Leave the images out and repeat the data exactly as given.
*** DATA FOR THE TASK Section Begins ***
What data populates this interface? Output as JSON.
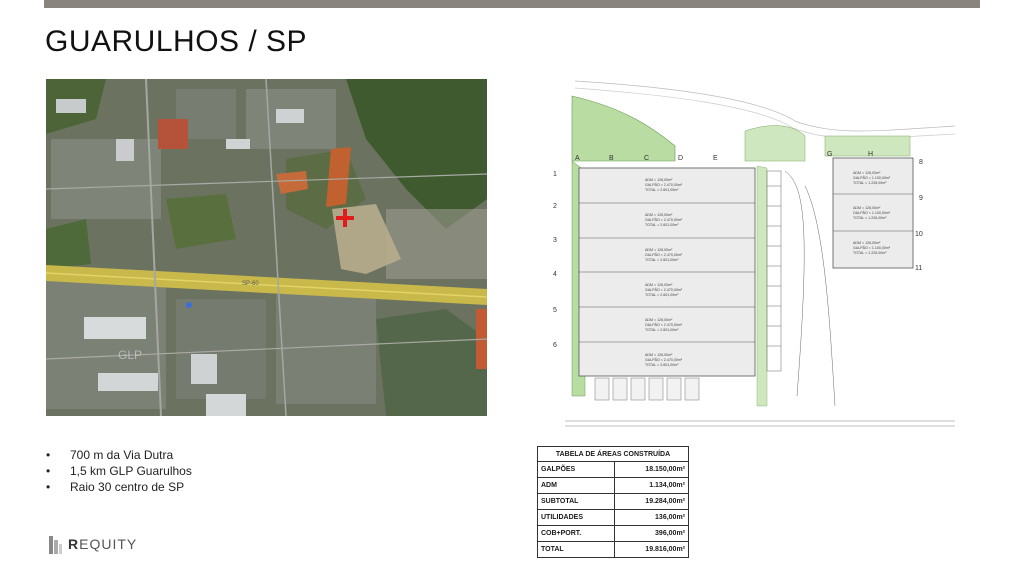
{
  "slide": {
    "title": "GUARULHOS / SP"
  },
  "bullets": [
    "700 m da Via Dutra",
    "1,5 km GLP Guarulhos",
    "Raio 30 centro de SP"
  ],
  "logo": {
    "initial": "R",
    "rest": "EQUITY"
  },
  "map_labels": {
    "highway": "SP-60",
    "center": "SITE",
    "glp": "GLP"
  },
  "plan": {
    "columns": [
      "A",
      "B",
      "C",
      "D",
      "E",
      "G",
      "H"
    ],
    "rows": [
      "1",
      "2",
      "3",
      "4",
      "5",
      "6",
      "8",
      "9",
      "10",
      "11"
    ],
    "warehouse_blocks": [
      [
        "ADM = 126,00m²",
        "GALPÃO = 2.470,00m²",
        "TOTAL = 2.601,00m²"
      ],
      [
        "ADM = 126,00m²",
        "GALPÃO = 2.470,00m²",
        "TOTAL = 2.601,00m²"
      ],
      [
        "ADM = 126,00m²",
        "GALPÃO = 2.470,00m²",
        "TOTAL = 2.601,00m²"
      ],
      [
        "ADM = 126,00m²",
        "GALPÃO = 2.470,00m²",
        "TOTAL = 2.601,00m²"
      ],
      [
        "ADM = 126,00m²",
        "GALPÃO = 2.470,00m²",
        "TOTAL = 2.601,00m²"
      ],
      [
        "ADM = 126,00m²",
        "GALPÃO = 2.470,00m²",
        "TOTAL = 2.601,00m²"
      ]
    ],
    "right_blocks": [
      [
        "ADM = 126,00m²",
        "GALPÃO = 1.100,00m²",
        "TOTAL = 1.226,00m²"
      ],
      [
        "ADM = 126,00m²",
        "GALPÃO = 1.100,00m²",
        "TOTAL = 1.226,00m²"
      ],
      [
        "ADM = 126,00m²",
        "GALPÃO = 1.100,00m²",
        "TOTAL = 1.226,00m²"
      ]
    ]
  },
  "area_table": {
    "header": "TABELA DE ÁREAS CONSTRUÍDA",
    "rows": [
      {
        "label": "GALPÕES",
        "value": "18.150,00m²"
      },
      {
        "label": "ADM",
        "value": "1.134,00m²"
      },
      {
        "label": "SUBTOTAL",
        "value": "19.284,00m²"
      },
      {
        "label": "UTILIDADES",
        "value": "136,00m²"
      },
      {
        "label": "COB+PORT.",
        "value": "396,00m²"
      },
      {
        "label": "TOTAL",
        "value": "19.816,00m²"
      }
    ]
  }
}
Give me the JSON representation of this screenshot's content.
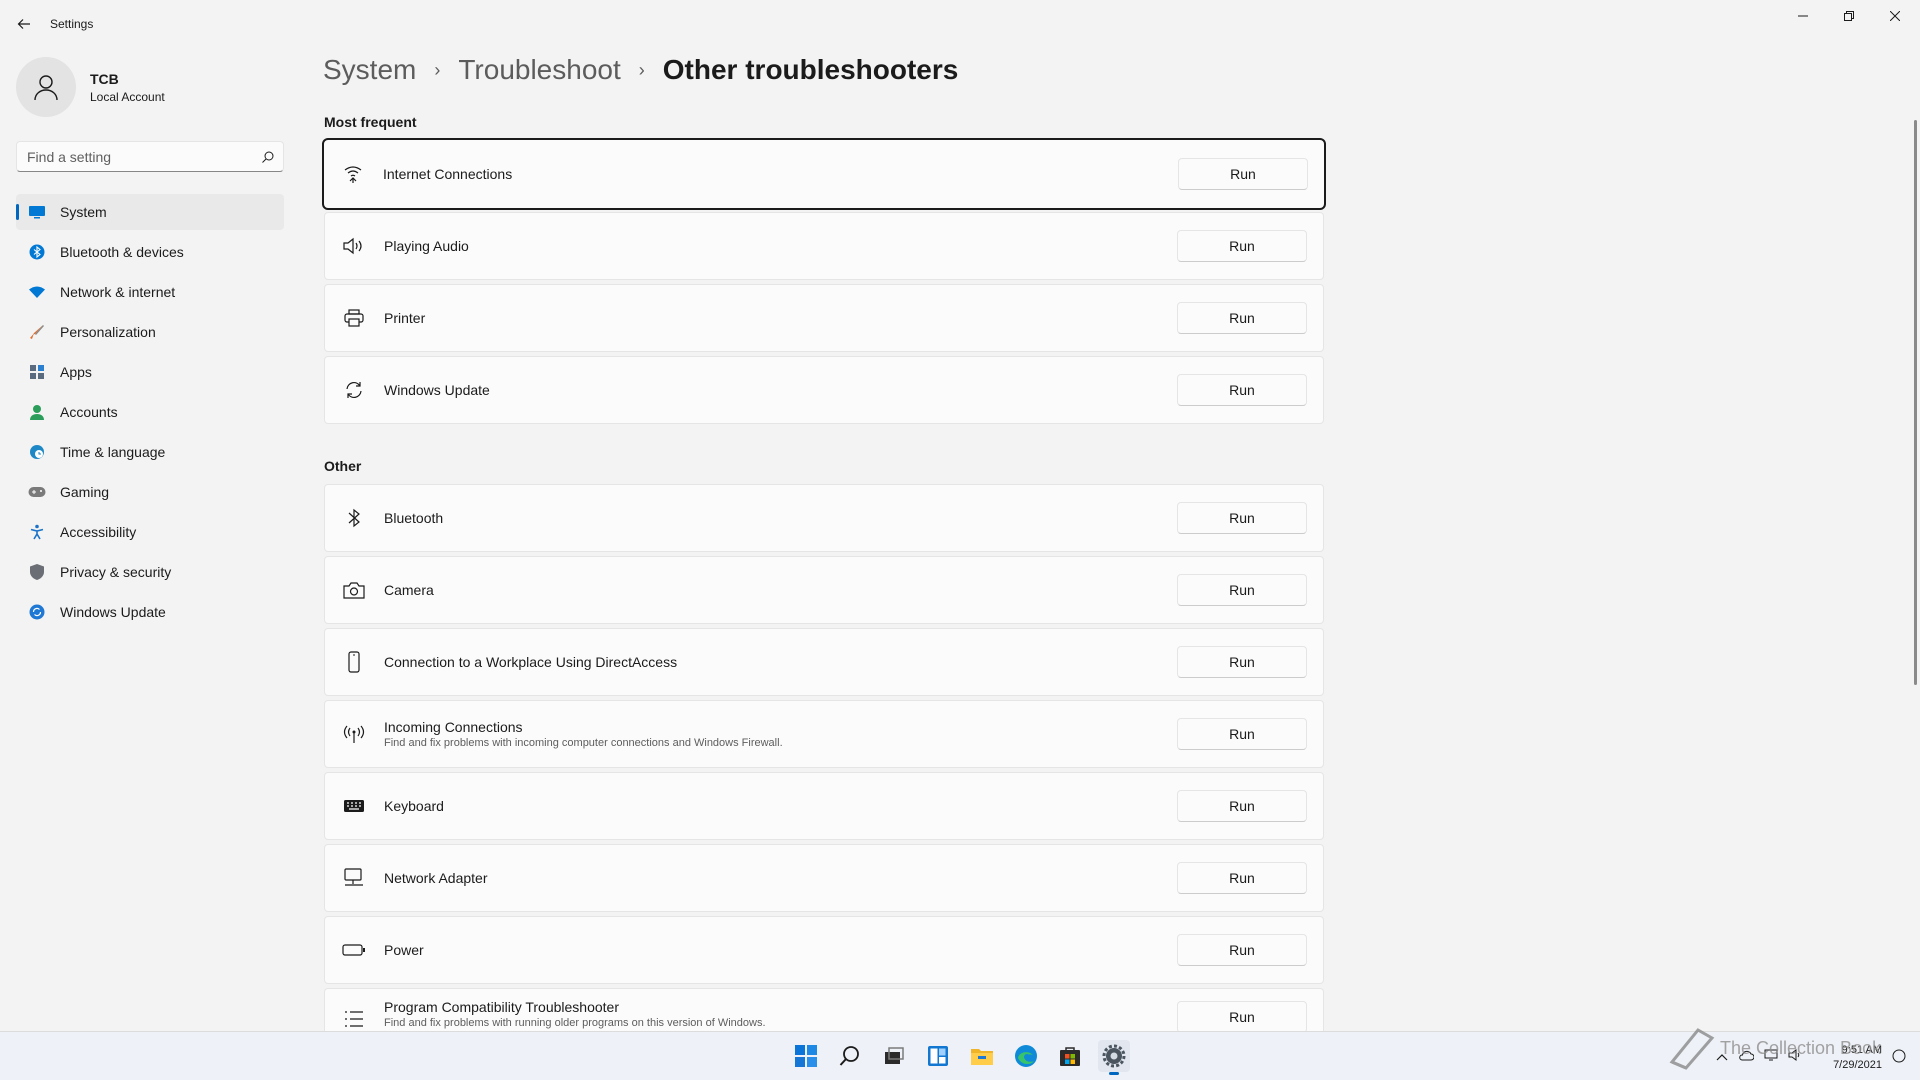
{
  "window": {
    "title": "Settings"
  },
  "profile": {
    "name": "TCB",
    "subtitle": "Local Account"
  },
  "search": {
    "placeholder": "Find a setting"
  },
  "nav": {
    "items": [
      {
        "label": "System",
        "icon": "display-icon",
        "color": "#0078d4",
        "active": true
      },
      {
        "label": "Bluetooth & devices",
        "icon": "bluetooth-icon",
        "color": "#0078d4"
      },
      {
        "label": "Network & internet",
        "icon": "wifi-icon",
        "color": "#0078d4"
      },
      {
        "label": "Personalization",
        "icon": "brush-icon",
        "color": "#e06c2c"
      },
      {
        "label": "Apps",
        "icon": "apps-icon",
        "color": "#5a6b80"
      },
      {
        "label": "Accounts",
        "icon": "person-icon",
        "color": "#2a9d5a"
      },
      {
        "label": "Time & language",
        "icon": "globe-clock-icon",
        "color": "#1e88c6"
      },
      {
        "label": "Gaming",
        "icon": "gamepad-icon",
        "color": "#7a7a7a"
      },
      {
        "label": "Accessibility",
        "icon": "accessibility-icon",
        "color": "#1a73c8"
      },
      {
        "label": "Privacy & security",
        "icon": "shield-icon",
        "color": "#6b6f75"
      },
      {
        "label": "Windows Update",
        "icon": "refresh-icon",
        "color": "#1e78d4"
      }
    ]
  },
  "breadcrumb": {
    "items": [
      "System",
      "Troubleshoot"
    ],
    "current": "Other troubleshooters"
  },
  "sections": {
    "frequent": {
      "title": "Most frequent",
      "items": [
        {
          "title": "Internet Connections",
          "icon": "wifi-signal-icon"
        },
        {
          "title": "Playing Audio",
          "icon": "speaker-icon"
        },
        {
          "title": "Printer",
          "icon": "printer-icon"
        },
        {
          "title": "Windows Update",
          "icon": "sync-icon"
        }
      ]
    },
    "other": {
      "title": "Other",
      "items": [
        {
          "title": "Bluetooth",
          "icon": "bluetooth-icon"
        },
        {
          "title": "Camera",
          "icon": "camera-icon"
        },
        {
          "title": "Connection to a Workplace Using DirectAccess",
          "icon": "device-icon"
        },
        {
          "title": "Incoming Connections",
          "desc": "Find and fix problems with incoming computer connections and Windows Firewall.",
          "icon": "antenna-icon"
        },
        {
          "title": "Keyboard",
          "icon": "keyboard-icon"
        },
        {
          "title": "Network Adapter",
          "icon": "monitor-network-icon"
        },
        {
          "title": "Power",
          "icon": "battery-icon"
        },
        {
          "title": "Program Compatibility Troubleshooter",
          "desc": "Find and fix problems with running older programs on this version of Windows.",
          "icon": "list-icon"
        }
      ]
    }
  },
  "run_label": "Run",
  "taskbar": {
    "apps": [
      "start-icon",
      "search-icon",
      "task-view-icon",
      "widgets-icon",
      "file-explorer-icon",
      "edge-icon",
      "store-icon",
      "settings-icon"
    ],
    "clock": {
      "time": "9:51 AM",
      "date": "7/29/2021"
    }
  },
  "watermark": {
    "text": "The Collection Book"
  },
  "colors": {
    "accent": "#0067c0",
    "background": "#f3f3f3",
    "card": "#fbfbfb"
  }
}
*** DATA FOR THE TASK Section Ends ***
▶ ANSWER SPACE:
What data populates this interface? Output as JSON.
{
  "slide": {
    "title": "GUARULHOS / SP"
  },
  "bullets": [
    "700 m da Via Dutra",
    "1,5 km GLP Guarulhos",
    "Raio 30 centro de SP"
  ],
  "logo": {
    "initial": "R",
    "rest": "EQUITY"
  },
  "map_labels": {
    "highway": "SP-60",
    "center": "SITE",
    "glp": "GLP"
  },
  "plan": {
    "columns": [
      "A",
      "B",
      "C",
      "D",
      "E",
      "G",
      "H"
    ],
    "rows": [
      "1",
      "2",
      "3",
      "4",
      "5",
      "6",
      "8",
      "9",
      "10",
      "11"
    ],
    "warehouse_blocks": [
      [
        "ADM = 126,00m²",
        "GALPÃO = 2.470,00m²",
        "TOTAL = 2.601,00m²"
      ],
      [
        "ADM = 126,00m²",
        "GALPÃO = 2.470,00m²",
        "TOTAL = 2.601,00m²"
      ],
      [
        "ADM = 126,00m²",
        "GALPÃO = 2.470,00m²",
        "TOTAL = 2.601,00m²"
      ],
      [
        "ADM = 126,00m²",
        "GALPÃO = 2.470,00m²",
        "TOTAL = 2.601,00m²"
      ],
      [
        "ADM = 126,00m²",
        "GALPÃO = 2.470,00m²",
        "TOTAL = 2.601,00m²"
      ],
      [
        "ADM = 126,00m²",
        "GALPÃO = 2.470,00m²",
        "TOTAL = 2.601,00m²"
      ]
    ],
    "right_blocks": [
      [
        "ADM = 126,00m²",
        "GALPÃO = 1.100,00m²",
        "TOTAL = 1.226,00m²"
      ],
      [
        "ADM = 126,00m²",
        "GALPÃO = 1.100,00m²",
        "TOTAL = 1.226,00m²"
      ],
      [
        "ADM = 126,00m²",
        "GALPÃO = 1.100,00m²",
        "TOTAL = 1.226,00m²"
      ]
    ]
  },
  "area_table": {
    "header": "TABELA DE ÁREAS CONSTRUÍDA",
    "rows": [
      {
        "label": "GALPÕES",
        "value": "18.150,00m²"
      },
      {
        "label": "ADM",
        "value": "1.134,00m²"
      },
      {
        "label": "SUBTOTAL",
        "value": "19.284,00m²"
      },
      {
        "label": "UTILIDADES",
        "value": "136,00m²"
      },
      {
        "label": "COB+PORT.",
        "value": "396,00m²"
      },
      {
        "label": "TOTAL",
        "value": "19.816,00m²"
      }
    ]
  }
}
Give me the JSON representation of this screenshot's content.
{
  "window": {
    "title": "Settings"
  },
  "profile": {
    "name": "TCB",
    "subtitle": "Local Account"
  },
  "search": {
    "placeholder": "Find a setting"
  },
  "nav": {
    "items": [
      {
        "label": "System",
        "icon": "display-icon",
        "color": "#0078d4",
        "active": true
      },
      {
        "label": "Bluetooth & devices",
        "icon": "bluetooth-icon",
        "color": "#0078d4"
      },
      {
        "label": "Network & internet",
        "icon": "wifi-icon",
        "color": "#0078d4"
      },
      {
        "label": "Personalization",
        "icon": "brush-icon",
        "color": "#e06c2c"
      },
      {
        "label": "Apps",
        "icon": "apps-icon",
        "color": "#5a6b80"
      },
      {
        "label": "Accounts",
        "icon": "person-icon",
        "color": "#2a9d5a"
      },
      {
        "label": "Time & language",
        "icon": "globe-clock-icon",
        "color": "#1e88c6"
      },
      {
        "label": "Gaming",
        "icon": "gamepad-icon",
        "color": "#7a7a7a"
      },
      {
        "label": "Accessibility",
        "icon": "accessibility-icon",
        "color": "#1a73c8"
      },
      {
        "label": "Privacy & security",
        "icon": "shield-icon",
        "color": "#6b6f75"
      },
      {
        "label": "Windows Update",
        "icon": "refresh-icon",
        "color": "#1e78d4"
      }
    ]
  },
  "breadcrumb": {
    "items": [
      "System",
      "Troubleshoot"
    ],
    "current": "Other troubleshooters"
  },
  "sections": {
    "frequent": {
      "title": "Most frequent",
      "items": [
        {
          "title": "Internet Connections",
          "icon": "wifi-signal-icon"
        },
        {
          "title": "Playing Audio",
          "icon": "speaker-icon"
        },
        {
          "title": "Printer",
          "icon": "printer-icon"
        },
        {
          "title": "Windows Update",
          "icon": "sync-icon"
        }
      ]
    },
    "other": {
      "title": "Other",
      "items": [
        {
          "title": "Bluetooth",
          "icon": "bluetooth-icon"
        },
        {
          "title": "Camera",
          "icon": "camera-icon"
        },
        {
          "title": "Connection to a Workplace Using DirectAccess",
          "icon": "device-icon"
        },
        {
          "title": "Incoming Connections",
          "desc": "Find and fix problems with incoming computer connections and Windows Firewall.",
          "icon": "antenna-icon"
        },
        {
          "title": "Keyboard",
          "icon": "keyboard-icon"
        },
        {
          "title": "Network Adapter",
          "icon": "monitor-network-icon"
        },
        {
          "title": "Power",
          "icon": "battery-icon"
        },
        {
          "title": "Program Compatibility Troubleshooter",
          "desc": "Find and fix problems with running older programs on this version of Windows.",
          "icon": "list-icon"
        }
      ]
    }
  },
  "run_label": "Run",
  "taskbar": {
    "apps": [
      "start-icon",
      "search-icon",
      "task-view-icon",
      "widgets-icon",
      "file-explorer-icon",
      "edge-icon",
      "store-icon",
      "settings-icon"
    ],
    "clock": {
      "time": "9:51 AM",
      "date": "7/29/2021"
    }
  },
  "watermark": {
    "text": "The Collection Book"
  },
  "colors": {
    "accent": "#0067c0",
    "background": "#f3f3f3",
    "card": "#fbfbfb"
  }
}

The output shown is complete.